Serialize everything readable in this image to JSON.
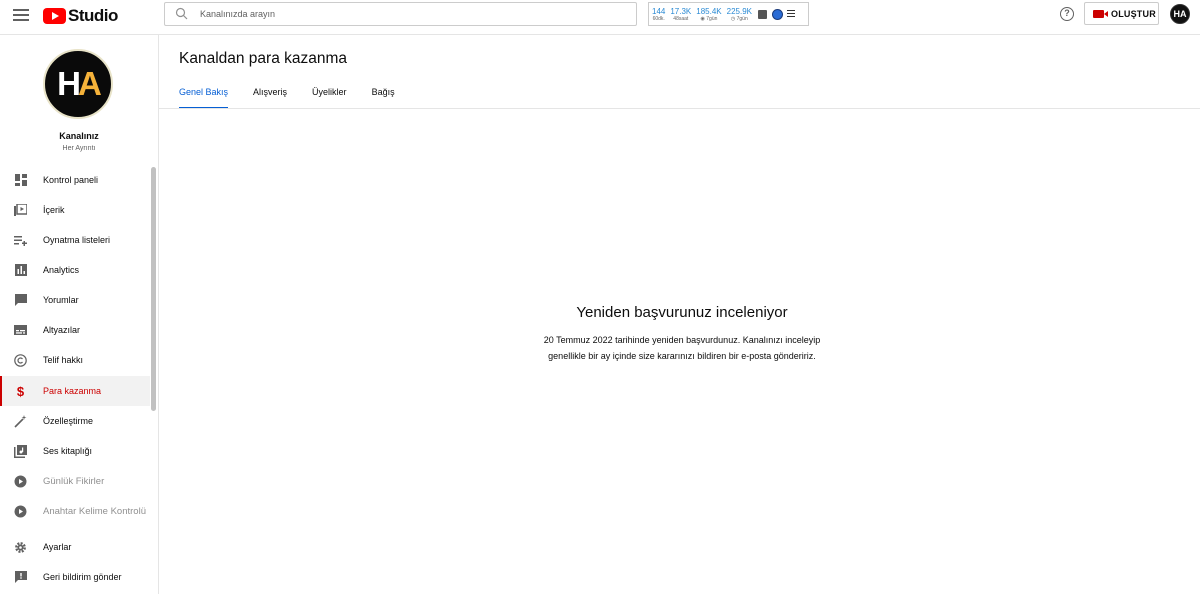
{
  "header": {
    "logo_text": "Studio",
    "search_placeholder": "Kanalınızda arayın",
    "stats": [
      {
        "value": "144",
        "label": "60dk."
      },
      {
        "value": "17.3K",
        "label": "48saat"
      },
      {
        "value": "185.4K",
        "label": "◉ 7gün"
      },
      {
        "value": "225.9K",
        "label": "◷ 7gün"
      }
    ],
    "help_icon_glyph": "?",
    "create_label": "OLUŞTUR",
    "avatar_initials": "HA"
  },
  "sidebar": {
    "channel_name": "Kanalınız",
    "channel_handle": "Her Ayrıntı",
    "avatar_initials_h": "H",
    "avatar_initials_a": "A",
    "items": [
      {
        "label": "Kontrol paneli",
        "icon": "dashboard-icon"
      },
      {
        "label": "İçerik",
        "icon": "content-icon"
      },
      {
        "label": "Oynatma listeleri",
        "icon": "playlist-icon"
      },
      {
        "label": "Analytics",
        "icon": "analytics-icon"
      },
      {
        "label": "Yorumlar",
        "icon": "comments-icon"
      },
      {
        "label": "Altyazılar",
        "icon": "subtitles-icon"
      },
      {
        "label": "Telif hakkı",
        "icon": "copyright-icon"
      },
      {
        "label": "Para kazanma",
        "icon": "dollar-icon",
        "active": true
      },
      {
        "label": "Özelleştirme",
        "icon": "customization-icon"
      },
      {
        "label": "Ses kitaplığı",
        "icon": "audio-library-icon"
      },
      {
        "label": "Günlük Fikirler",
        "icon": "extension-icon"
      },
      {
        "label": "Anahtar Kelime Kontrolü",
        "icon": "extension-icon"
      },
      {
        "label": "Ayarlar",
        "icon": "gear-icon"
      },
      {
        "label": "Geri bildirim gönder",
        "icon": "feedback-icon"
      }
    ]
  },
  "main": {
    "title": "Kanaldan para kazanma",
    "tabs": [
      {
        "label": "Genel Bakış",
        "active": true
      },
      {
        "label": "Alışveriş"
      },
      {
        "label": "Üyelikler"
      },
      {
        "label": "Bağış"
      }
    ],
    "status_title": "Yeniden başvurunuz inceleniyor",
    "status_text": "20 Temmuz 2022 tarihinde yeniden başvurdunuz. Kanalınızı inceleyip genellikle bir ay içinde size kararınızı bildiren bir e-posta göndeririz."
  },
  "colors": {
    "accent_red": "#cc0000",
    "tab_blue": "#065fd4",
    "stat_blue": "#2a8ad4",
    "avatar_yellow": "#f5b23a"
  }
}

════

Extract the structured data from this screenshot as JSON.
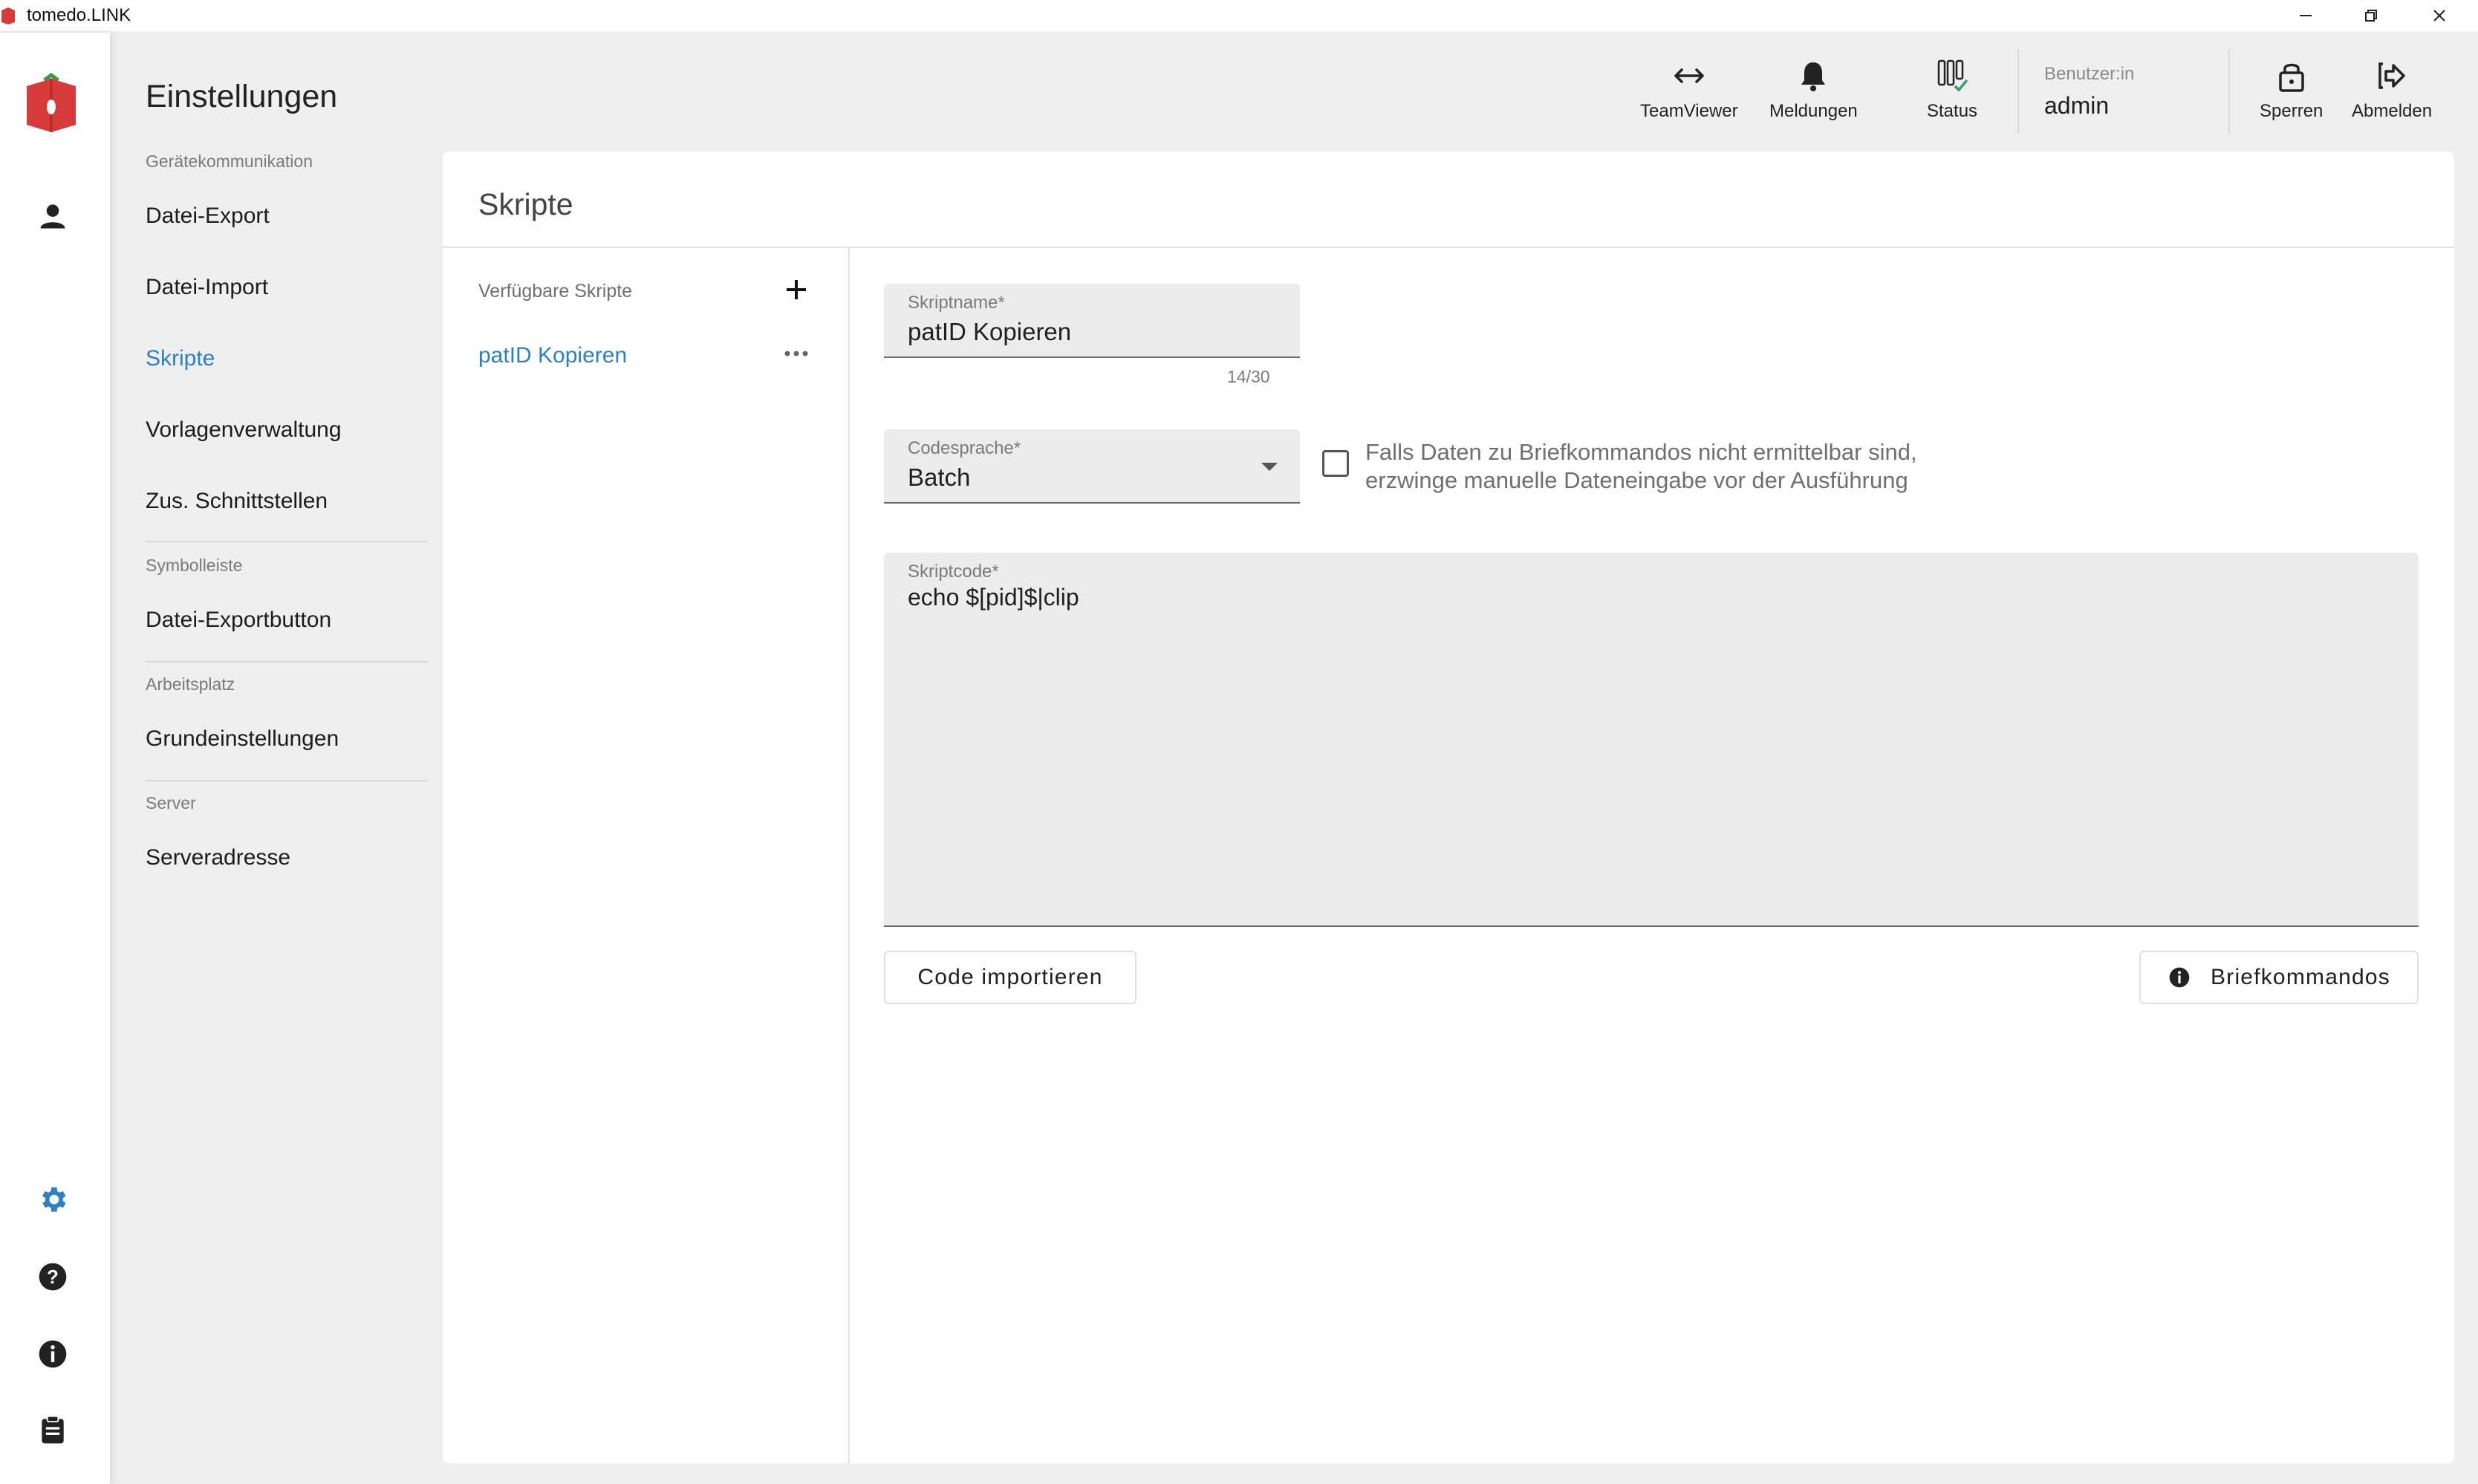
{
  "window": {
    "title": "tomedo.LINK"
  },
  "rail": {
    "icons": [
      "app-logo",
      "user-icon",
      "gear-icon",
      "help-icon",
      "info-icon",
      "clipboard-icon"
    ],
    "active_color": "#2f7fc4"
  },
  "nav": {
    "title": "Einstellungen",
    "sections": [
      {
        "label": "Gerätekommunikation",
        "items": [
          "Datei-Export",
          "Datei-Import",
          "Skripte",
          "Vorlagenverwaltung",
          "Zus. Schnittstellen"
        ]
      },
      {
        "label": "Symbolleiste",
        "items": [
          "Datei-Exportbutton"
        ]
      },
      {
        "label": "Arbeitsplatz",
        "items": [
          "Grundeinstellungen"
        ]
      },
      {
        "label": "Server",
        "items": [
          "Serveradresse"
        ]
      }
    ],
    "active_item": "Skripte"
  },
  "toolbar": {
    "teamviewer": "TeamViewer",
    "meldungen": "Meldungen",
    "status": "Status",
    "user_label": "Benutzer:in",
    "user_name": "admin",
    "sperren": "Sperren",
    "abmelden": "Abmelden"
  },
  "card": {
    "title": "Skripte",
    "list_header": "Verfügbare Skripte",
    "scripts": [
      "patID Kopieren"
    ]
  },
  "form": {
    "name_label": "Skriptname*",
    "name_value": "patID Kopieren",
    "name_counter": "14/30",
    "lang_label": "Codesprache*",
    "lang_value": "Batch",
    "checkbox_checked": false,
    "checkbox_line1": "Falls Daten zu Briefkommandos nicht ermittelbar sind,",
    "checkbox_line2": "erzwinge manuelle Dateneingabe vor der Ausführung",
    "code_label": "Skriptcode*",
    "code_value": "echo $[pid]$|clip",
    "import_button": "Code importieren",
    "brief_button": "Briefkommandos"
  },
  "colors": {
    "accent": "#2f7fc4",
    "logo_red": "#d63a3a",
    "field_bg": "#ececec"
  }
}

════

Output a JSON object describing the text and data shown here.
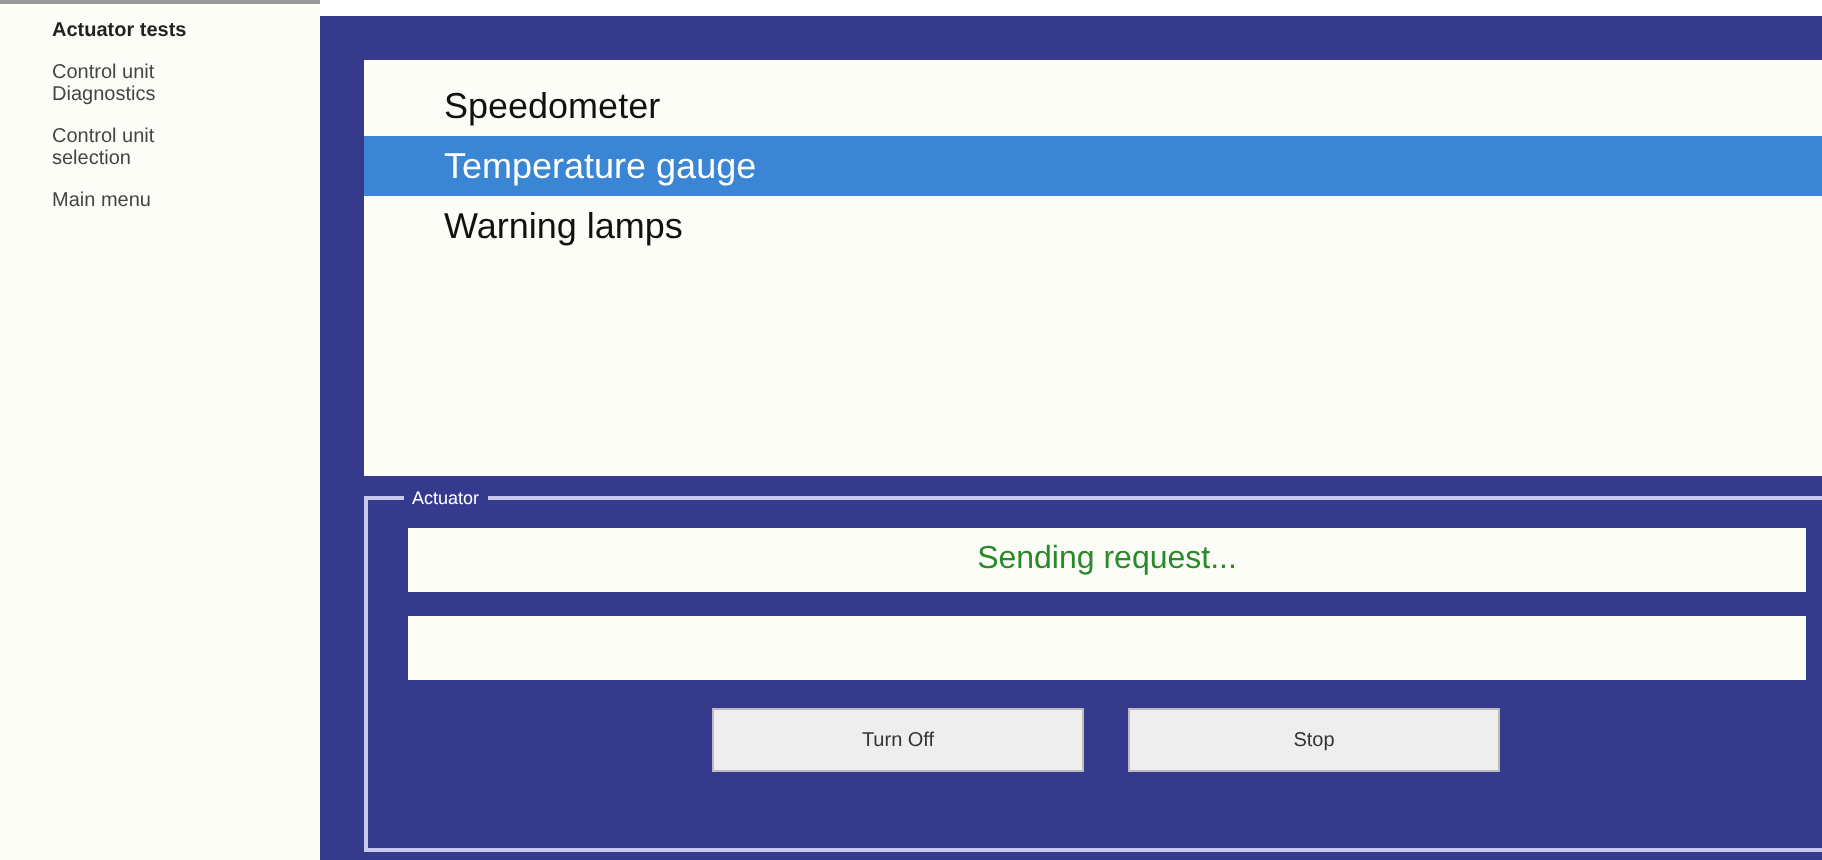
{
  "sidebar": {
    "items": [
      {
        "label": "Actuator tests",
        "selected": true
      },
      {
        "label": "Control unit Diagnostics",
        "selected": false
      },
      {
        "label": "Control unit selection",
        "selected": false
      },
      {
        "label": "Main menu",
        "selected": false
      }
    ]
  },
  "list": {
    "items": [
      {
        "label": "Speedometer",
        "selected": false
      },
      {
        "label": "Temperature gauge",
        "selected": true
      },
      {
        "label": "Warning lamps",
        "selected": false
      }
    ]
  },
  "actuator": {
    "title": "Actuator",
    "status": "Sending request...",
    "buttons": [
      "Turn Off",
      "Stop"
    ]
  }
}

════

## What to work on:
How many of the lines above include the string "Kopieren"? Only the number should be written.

## Answer section:
2